10,000 spectators turned up to watch the game at New York’s St George’s Cricket Club in 1844
As the Fifa World Cup soccer kicks off in Qatar a few weeks from now (November 20), the ongoing T20 World Cup cricket in Australia, particularly in the context of the just-concluded marquee India-Pakistan game, is a reminder of how much the once-colonial game has grown and spread.
Football of course remains the world’s No.1 sport and a game with almost universal appeal, with more than two billion fans in 200 countries around the globe. Fédération internationale de Football Association (FIFA), the sports governing body, has 211 national associations, more than the number of countries in the world. In contrast, the International Cricket Council (ICC) has only 108 members, but thanks to the weight the Indian subcontinent pulls in terms of population, the game now has almost as many followers.

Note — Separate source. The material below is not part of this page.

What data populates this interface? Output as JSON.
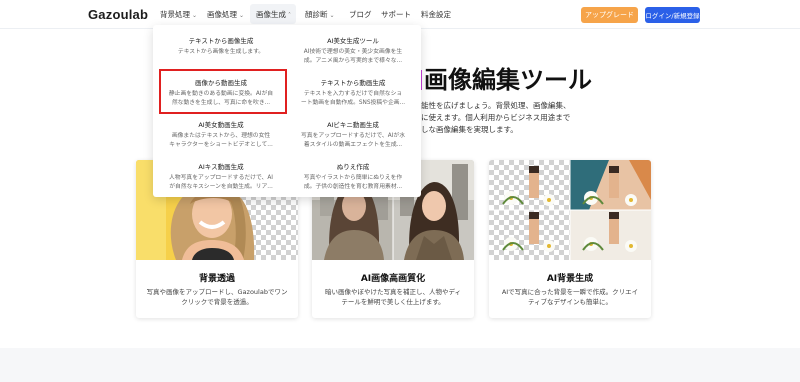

In terms of revenue as reflected in franchises though, American sports rule the roost thanks to the financial weight the United States pulls rather than fan following in sheer numbers. Although “American Football,” a rugby-like game, has very little following outside the US and Canada, the National Football League (NFL) racks up $16 billion in annual revenues, followed by America’s Major League Baseball ($10 billion) and National Basketball Association ($8 billion). But the Indian Premier League, now considered the fastest-growing sports league in the world, has ticked up to #4 closing in $7billion in revenues, overtaking the English Premier League (EPL) and other soccer leagues like La Liga. Take similar copycat leagues in major cricket playing nations, and it’s possible that cricket will soon rake in even more lolly.
Small wonder then that even the United States is lining up its own league, powered by a growing expat population from cricket playing nations, particularly from the Indian sub-continent and the Caribbean. While there has been a sad decline in West Indies as a cricketing power, as evidenced by its early exit from the T20 World Cup, it’s conceivable that weight will shift further westward, although the US too, like UAE, failed to make the cut in Australia. Again, no surprise that the 2024 T20 World Cup is to be co-hosted by the West Indies and USA.

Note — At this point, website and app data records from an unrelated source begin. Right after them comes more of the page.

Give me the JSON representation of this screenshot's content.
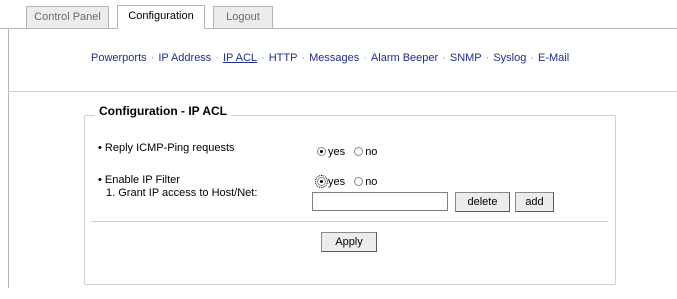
{
  "tabs": [
    {
      "label": "Control Panel",
      "active": false
    },
    {
      "label": "Configuration",
      "active": true
    },
    {
      "label": "Logout",
      "active": false
    }
  ],
  "subnav": {
    "items": [
      "Powerports",
      "IP Address",
      "IP ACL",
      "HTTP",
      "Messages",
      "Alarm Beeper",
      "SNMP",
      "Syslog",
      "E-Mail"
    ],
    "current": "IP ACL",
    "separator": "·"
  },
  "panel": {
    "title": "Configuration - IP ACL",
    "icmp": {
      "label": "• Reply ICMP-Ping requests",
      "yes": "yes",
      "no": "no",
      "selected": "yes"
    },
    "ipfilter": {
      "label": "• Enable IP Filter",
      "yes": "yes",
      "no": "no",
      "selected": "yes"
    },
    "grant": {
      "label": "1. Grant IP access to Host/Net:",
      "value": "",
      "delete_label": "delete",
      "add_label": "add"
    },
    "apply_label": "Apply"
  }
}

Most Americans tend to take a dim view of cricket. The late actor comedian Robin Williams once liked cricket to baseball on valium. But America is in fact the second home of cricket after England. The game came to America through their colonial forebears, the Brits, much before it arrived in India. Historic references to cricket in the United States include games in Georgia in 1737 and in Baltimore in 1754, the same year Benjamin Franklin brought a printed copy of cricket rules of play home to the Colonies, almost 100 years before the first book of baseball rules was published. Without doubt, baseball evolved from cricket.
Indeed, many of America’s Founding Fathers were known to be cricket aficionados. Cricket historians say there was even a reference to the game at the 1776 debate in Independence Hall, when John Adams argued against the chief executive of the new country being called “President,” saying “Fire brigades and cricket clubs have presidents.” So Americans were hitting fours and sixes long before they were hitting home runs.

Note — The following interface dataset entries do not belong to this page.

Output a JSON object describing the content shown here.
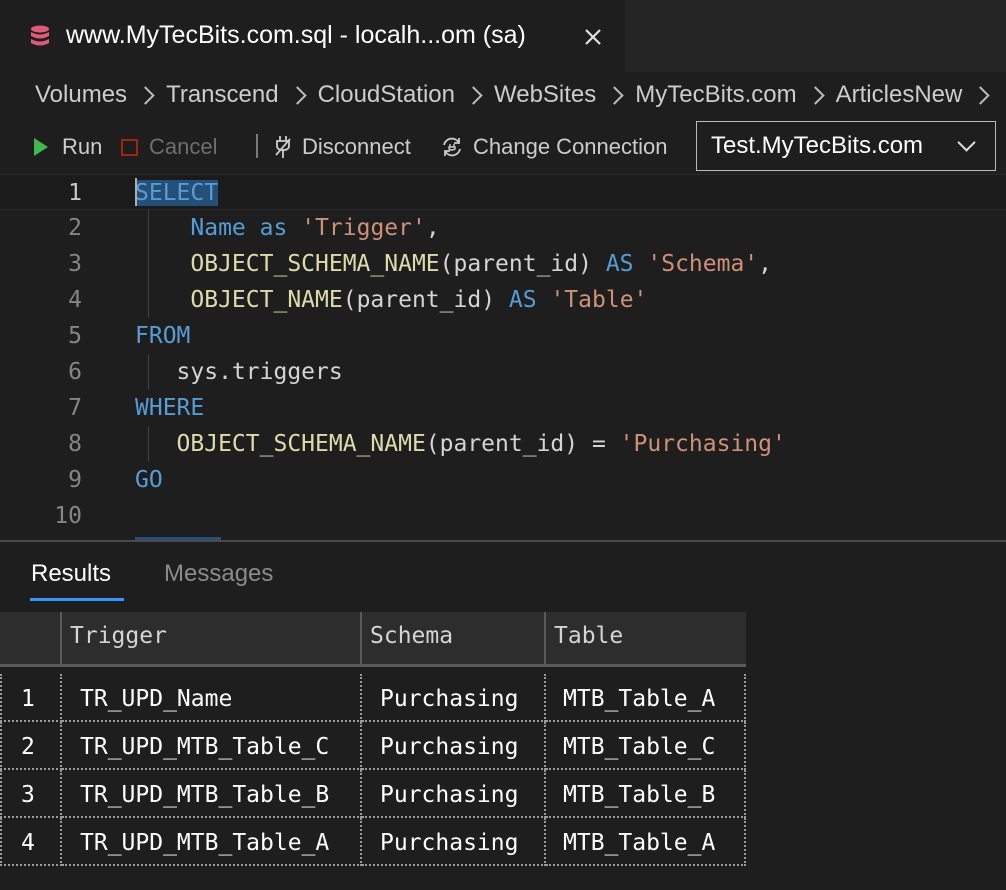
{
  "tab": {
    "title": "www.MyTecBits.com.sql - localh...om (sa)",
    "icon": "database-icon",
    "close_icon": "close-icon"
  },
  "breadcrumb": [
    "Volumes",
    "Transcend",
    "CloudStation",
    "WebSites",
    "MyTecBits.com",
    "ArticlesNew"
  ],
  "toolbar": {
    "run_label": "Run",
    "cancel_label": "Cancel",
    "disconnect_label": "Disconnect",
    "change_connection_label": "Change Connection",
    "connection_value": "Test.MyTecBits.com"
  },
  "editor": {
    "line_numbers": [
      "1",
      "2",
      "3",
      "4",
      "5",
      "6",
      "7",
      "8",
      "9",
      "10"
    ],
    "lines": [
      [
        {
          "t": "SELECT",
          "c": "kw sel-select"
        }
      ],
      [
        {
          "t": "    ",
          "c": "txt"
        },
        {
          "t": "Name",
          "c": "kw"
        },
        {
          "t": " ",
          "c": "txt"
        },
        {
          "t": "as",
          "c": "kw"
        },
        {
          "t": " ",
          "c": "txt"
        },
        {
          "t": "'Trigger'",
          "c": "str"
        },
        {
          "t": ",",
          "c": "txt"
        }
      ],
      [
        {
          "t": "    ",
          "c": "txt"
        },
        {
          "t": "OBJECT_SCHEMA_NAME",
          "c": "fn"
        },
        {
          "t": "(parent_id) ",
          "c": "txt"
        },
        {
          "t": "AS",
          "c": "kw"
        },
        {
          "t": " ",
          "c": "txt"
        },
        {
          "t": "'Schema'",
          "c": "str"
        },
        {
          "t": ",",
          "c": "txt"
        }
      ],
      [
        {
          "t": "    ",
          "c": "txt"
        },
        {
          "t": "OBJECT_NAME",
          "c": "fn"
        },
        {
          "t": "(parent_id) ",
          "c": "txt"
        },
        {
          "t": "AS",
          "c": "kw"
        },
        {
          "t": " ",
          "c": "txt"
        },
        {
          "t": "'Table'",
          "c": "str"
        }
      ],
      [
        {
          "t": "FROM",
          "c": "kw"
        }
      ],
      [
        {
          "t": "   sys.triggers",
          "c": "txt"
        }
      ],
      [
        {
          "t": "WHERE",
          "c": "kw"
        }
      ],
      [
        {
          "t": "   ",
          "c": "txt"
        },
        {
          "t": "OBJECT_SCHEMA_NAME",
          "c": "fn"
        },
        {
          "t": "(parent_id) = ",
          "c": "txt"
        },
        {
          "t": "'Purchasing'",
          "c": "str"
        }
      ],
      [
        {
          "t": "GO",
          "c": "kw"
        }
      ],
      []
    ]
  },
  "results": {
    "tab_results": "Results",
    "tab_messages": "Messages",
    "columns": [
      "Trigger",
      "Schema",
      "Table"
    ],
    "rows": [
      [
        "1",
        "TR_UPD_Name",
        "Purchasing",
        "MTB_Table_A"
      ],
      [
        "2",
        "TR_UPD_MTB_Table_C",
        "Purchasing",
        "MTB_Table_C"
      ],
      [
        "3",
        "TR_UPD_MTB_Table_B",
        "Purchasing",
        "MTB_Table_B"
      ],
      [
        "4",
        "TR_UPD_MTB_Table_A",
        "Purchasing",
        "MTB_Table_A"
      ]
    ]
  },
  "colors": {
    "keyword": "#569cd6",
    "function": "#dcdcaa",
    "string": "#ce9178",
    "accent": "#3794ff",
    "run_green": "#3fb950"
  }
}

In fact, the first-ever international cricket match involved, not the Brits and Aussies as you’d think, but — hold your breath here — Americans and Canadians. Damn right. It was a game played between the US and Canada in 1844 at the St George’s Cricket Club in New York, watched by more than 10,000 spectators. Canada won by 24 runs. Some historians say this USA vs. Canada cricket match is the oldest international sporting event in the modern world, predating even the modern Olympics by nearly 50 years.
Certainly, cricket flourished in the US in the 19th century. Founded in 1854, the Philadelphia Cricket Club godfathered the American Lawn Tennis Association in 1881 and even hosted the National Women’s Tennis Championship till 1921 when it was moved to Forest Hills, New York. Similar clubs existed on the West Coast, especially in the Pacific Northwest, where American colonial descendants often played against their cousins from Vancouver and Victoria in Canada’s British Columbia province, now home to the largest concentration of people of Indian origin in North America — large enough, in fact, to once elect an Indian-origin person (Ujjal Dosanjh) as the Premier, much before UK chose Rishi Sunak.
In fact, the game was so popular in the region that the City of Seattle, south of the border in America, fearing their residents were being ”Canadianized,” issued an ordinance in 1923 that explicitly forbade “the playing of cricket in Seattle parks without the express permission of the City Council.” Now of course several big American cities are building cricket stadiums in preparation for the 2024 World Cup. And T20 cricket is the perfect riposte to baseball — which cricket fans know is T20 on valium – The writer is a senior journalist based in Washington